America Is FINALLY Doing Something Right

Steve McDonald By Steve McDonald, Bond Strategist, The Oxford Club

Slap In The Face Award


Here’s a light slap for the U.S. and its retirement preparedness. Actually, most of this is a pat on the back for us… sort of.

Despite the terrible job the boomers have done preparing for retirement, the U.S. as a whole is literally on top of the world when it comes to getting ready for our golden years.

According to the 2017 Aegon Retirement Readiness Survey…
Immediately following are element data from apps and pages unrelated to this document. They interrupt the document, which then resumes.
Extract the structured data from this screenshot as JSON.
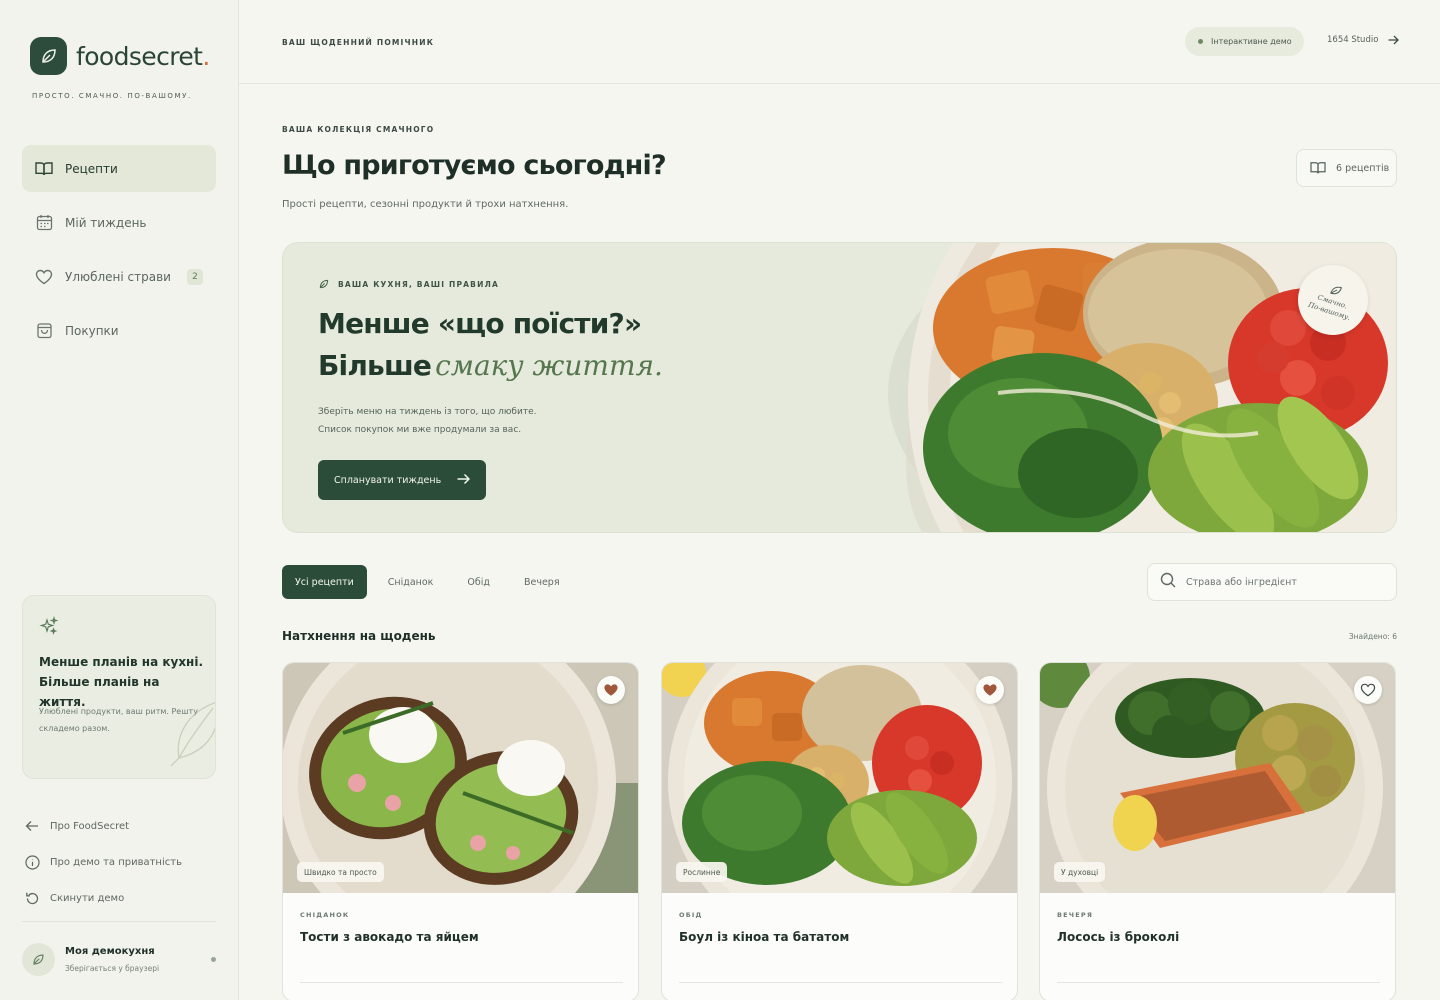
{
  "brand": {
    "name": "foodsecret",
    "dot": ".",
    "tagline": "ПРОСТО. СМАЧНО. ПО-ВАШОМУ."
  },
  "sidebar": {
    "items": [
      {
        "label": "Рецепти",
        "icon": "book-icon",
        "active": true
      },
      {
        "label": "Мій тиждень",
        "icon": "calendar-icon"
      },
      {
        "label": "Улюблені страви",
        "icon": "heart-icon",
        "badge": "2"
      },
      {
        "label": "Покупки",
        "icon": "shopping-bag-icon"
      }
    ],
    "promo": {
      "title": "Менше планів на кухні. Більше планів на життя.",
      "text": "Улюблені продукти, ваш ритм. Решту складемо разом."
    },
    "links": [
      {
        "label": "Про FoodSecret",
        "icon": "arrow-left-icon"
      },
      {
        "label": "Про демо та приватність",
        "icon": "info-icon"
      },
      {
        "label": "Скинути демо",
        "icon": "reset-icon"
      }
    ],
    "user": {
      "name": "Моя демокухня",
      "sub": "Зберігається у браузері"
    }
  },
  "topbar": {
    "eyebrow": "ВАШ ЩОДЕННИЙ ПОМІЧНИК",
    "demo_pill": "Інтерактивне демо",
    "studio": "1654 Studio"
  },
  "main": {
    "eyebrow": "ВАША КОЛЕКЦІЯ СМАЧНОГО",
    "title": "Що приготуємо сьогодні?",
    "subtitle": "Прості рецепти, сезонні продукти й трохи натхнення.",
    "count_label": "6 рецептів"
  },
  "hero": {
    "eyebrow": "ВАША КУХНЯ, ВАШІ ПРАВИЛА",
    "line1": "Менше «що поїсти?»",
    "line2_plain": "Більше",
    "line2_accent": "смаку життя.",
    "desc1": "Зберіть меню на тиждень із того, що любите.",
    "desc2": "Список покупок ми вже продумали за вас.",
    "cta": "Спланувати тиждень",
    "stamp_line1": "Смачно.",
    "stamp_line2": "По-вашому."
  },
  "filters": {
    "tabs": [
      "Усі рецепти",
      "Сніданок",
      "Обід",
      "Вечеря"
    ],
    "active_index": 0,
    "search_placeholder": "Страва або інгредієнт"
  },
  "section": {
    "title": "Натхнення на щодень",
    "found": "Знайдено: 6"
  },
  "cards": [
    {
      "meal": "СНІДАНОК",
      "name": "Тости з авокадо та яйцем",
      "tag": "Швидко та просто",
      "favorited": true
    },
    {
      "meal": "ОБІД",
      "name": "Боул із кіноа та бататом",
      "tag": "Рослинне",
      "favorited": true
    },
    {
      "meal": "ВЕЧЕРЯ",
      "name": "Лосось із броколі",
      "tag": "У духовці",
      "favorited": false
    }
  ],
  "colors": {
    "accent": "#2c4c3a",
    "hero_bg": "#e5eadc",
    "page_bg": "#f6f6f1",
    "fav": "#a0563a",
    "brand_dot": "#d46b3a"
  }
}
  • 57% of Americans report that they are habitual savers versus 39% globally.
  • 47% of Americans have a retirement backup plan if they can’t work; only 33% of the world population has one.
  • 43% of Americans are confident that they’ll be able to maintain their lifestyles when they retire as compared to just 25% of the rest of the world.

And as abysmal as this number is, 26% of Americans think they’re saving enough for retirement… and that’s almost twice the percentage of the rest of the world.

Now, besides the fact that most of these numbers fly in the face of all the studies and surveys I have read over the past five years, the number that jumps out at me most is 26%.

How can 43% be confident that they can support their current lifestyles in retirement when only 26% feel they’re saving enough?

I don’t get that one.

But anyway, the country that came out on top as being the most confident in its retirement readiness was India. That’s a stunner for me.

The explanation offered was that 43% of Indians report that their retirement income will come from their own savings, not government payments or subsidies. And the Indian culture is one of the oldest on Earth. Maybe they’ve learned something about governments that we haven’t.

Indians were also ranked No. 1 for savings plans that were on track.

But where the Indians really outshine everyone is in mindfulness and meditation. It seems that they attribute their high sense of financial security to meditation and mental exercises.

The Indians credit meditation with keeping the important things in life in perspective, and less than 24% of the U.S. does it.

Well, some of the answers to our retirement crisis could be perspective and mindfulness, but I’d kick your savings plan in the butt before I fell back on meditation.

Good investing,